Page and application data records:
===
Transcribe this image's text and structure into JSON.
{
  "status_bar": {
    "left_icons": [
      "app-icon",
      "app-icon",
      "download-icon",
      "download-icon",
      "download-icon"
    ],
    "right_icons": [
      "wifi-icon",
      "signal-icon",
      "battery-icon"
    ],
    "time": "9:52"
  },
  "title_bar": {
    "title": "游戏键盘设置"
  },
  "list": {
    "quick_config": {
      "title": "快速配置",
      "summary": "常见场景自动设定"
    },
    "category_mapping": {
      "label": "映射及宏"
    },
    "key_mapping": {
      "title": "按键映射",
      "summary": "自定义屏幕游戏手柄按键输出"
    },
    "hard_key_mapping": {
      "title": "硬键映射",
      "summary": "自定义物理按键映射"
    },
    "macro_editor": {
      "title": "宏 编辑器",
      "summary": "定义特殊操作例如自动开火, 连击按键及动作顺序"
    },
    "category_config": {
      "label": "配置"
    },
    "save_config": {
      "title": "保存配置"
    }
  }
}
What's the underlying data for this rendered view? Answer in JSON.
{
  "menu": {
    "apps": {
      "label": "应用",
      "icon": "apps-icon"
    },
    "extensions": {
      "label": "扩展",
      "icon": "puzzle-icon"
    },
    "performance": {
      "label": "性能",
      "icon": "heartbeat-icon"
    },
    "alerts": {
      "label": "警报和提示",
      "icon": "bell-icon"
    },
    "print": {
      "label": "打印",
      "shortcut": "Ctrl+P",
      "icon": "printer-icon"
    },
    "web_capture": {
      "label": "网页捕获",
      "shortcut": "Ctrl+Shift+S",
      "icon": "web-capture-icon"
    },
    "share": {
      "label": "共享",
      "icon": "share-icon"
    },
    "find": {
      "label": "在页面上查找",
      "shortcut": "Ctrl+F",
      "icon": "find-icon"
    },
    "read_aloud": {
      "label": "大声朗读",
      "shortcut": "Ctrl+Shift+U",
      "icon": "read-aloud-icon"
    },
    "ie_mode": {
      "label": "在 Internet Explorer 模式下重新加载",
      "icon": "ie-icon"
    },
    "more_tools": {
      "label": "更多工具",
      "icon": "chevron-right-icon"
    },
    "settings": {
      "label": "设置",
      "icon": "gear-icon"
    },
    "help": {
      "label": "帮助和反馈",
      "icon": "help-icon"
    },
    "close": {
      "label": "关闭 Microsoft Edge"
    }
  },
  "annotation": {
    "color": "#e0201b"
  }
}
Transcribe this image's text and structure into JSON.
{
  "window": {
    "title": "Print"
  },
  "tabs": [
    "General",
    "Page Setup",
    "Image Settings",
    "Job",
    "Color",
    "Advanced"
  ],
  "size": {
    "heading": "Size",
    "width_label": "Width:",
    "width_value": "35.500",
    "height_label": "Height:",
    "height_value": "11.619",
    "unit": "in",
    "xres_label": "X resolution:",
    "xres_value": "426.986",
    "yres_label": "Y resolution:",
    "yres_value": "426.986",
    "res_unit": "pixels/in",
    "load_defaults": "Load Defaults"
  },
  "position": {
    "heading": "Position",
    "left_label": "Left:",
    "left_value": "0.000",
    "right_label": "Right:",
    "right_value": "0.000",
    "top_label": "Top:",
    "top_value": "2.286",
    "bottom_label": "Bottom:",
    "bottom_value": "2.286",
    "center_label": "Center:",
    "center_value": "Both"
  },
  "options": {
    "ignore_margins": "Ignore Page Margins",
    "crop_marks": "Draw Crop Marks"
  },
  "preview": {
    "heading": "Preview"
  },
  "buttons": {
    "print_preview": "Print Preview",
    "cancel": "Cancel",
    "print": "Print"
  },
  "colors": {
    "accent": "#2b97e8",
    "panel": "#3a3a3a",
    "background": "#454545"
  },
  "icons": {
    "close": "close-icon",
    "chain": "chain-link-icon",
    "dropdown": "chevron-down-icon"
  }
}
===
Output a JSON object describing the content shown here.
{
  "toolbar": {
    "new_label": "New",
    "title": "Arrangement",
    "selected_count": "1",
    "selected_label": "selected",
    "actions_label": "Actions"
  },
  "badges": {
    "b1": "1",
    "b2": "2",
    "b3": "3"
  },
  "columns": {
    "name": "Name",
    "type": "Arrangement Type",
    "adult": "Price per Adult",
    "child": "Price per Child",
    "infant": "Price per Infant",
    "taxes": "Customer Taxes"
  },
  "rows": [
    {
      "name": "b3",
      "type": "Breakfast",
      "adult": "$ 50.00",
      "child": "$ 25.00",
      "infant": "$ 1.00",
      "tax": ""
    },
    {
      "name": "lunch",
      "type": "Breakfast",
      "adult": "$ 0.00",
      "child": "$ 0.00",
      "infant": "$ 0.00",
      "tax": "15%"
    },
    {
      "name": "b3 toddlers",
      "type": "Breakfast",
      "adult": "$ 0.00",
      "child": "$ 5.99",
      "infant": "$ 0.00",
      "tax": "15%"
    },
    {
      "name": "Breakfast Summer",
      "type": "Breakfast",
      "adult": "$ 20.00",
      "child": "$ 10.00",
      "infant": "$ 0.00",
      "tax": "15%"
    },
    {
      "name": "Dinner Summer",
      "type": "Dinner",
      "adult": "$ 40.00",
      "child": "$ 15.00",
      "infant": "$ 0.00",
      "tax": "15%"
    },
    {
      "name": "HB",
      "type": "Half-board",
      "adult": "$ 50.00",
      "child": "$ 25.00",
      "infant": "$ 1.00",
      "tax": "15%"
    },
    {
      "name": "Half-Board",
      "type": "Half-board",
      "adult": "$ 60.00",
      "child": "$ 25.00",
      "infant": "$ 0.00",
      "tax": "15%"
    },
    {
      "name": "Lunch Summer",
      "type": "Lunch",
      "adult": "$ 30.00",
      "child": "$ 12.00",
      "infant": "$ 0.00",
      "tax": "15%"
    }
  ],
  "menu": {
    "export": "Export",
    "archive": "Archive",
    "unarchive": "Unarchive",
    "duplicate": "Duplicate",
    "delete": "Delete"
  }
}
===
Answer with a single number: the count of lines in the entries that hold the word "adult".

9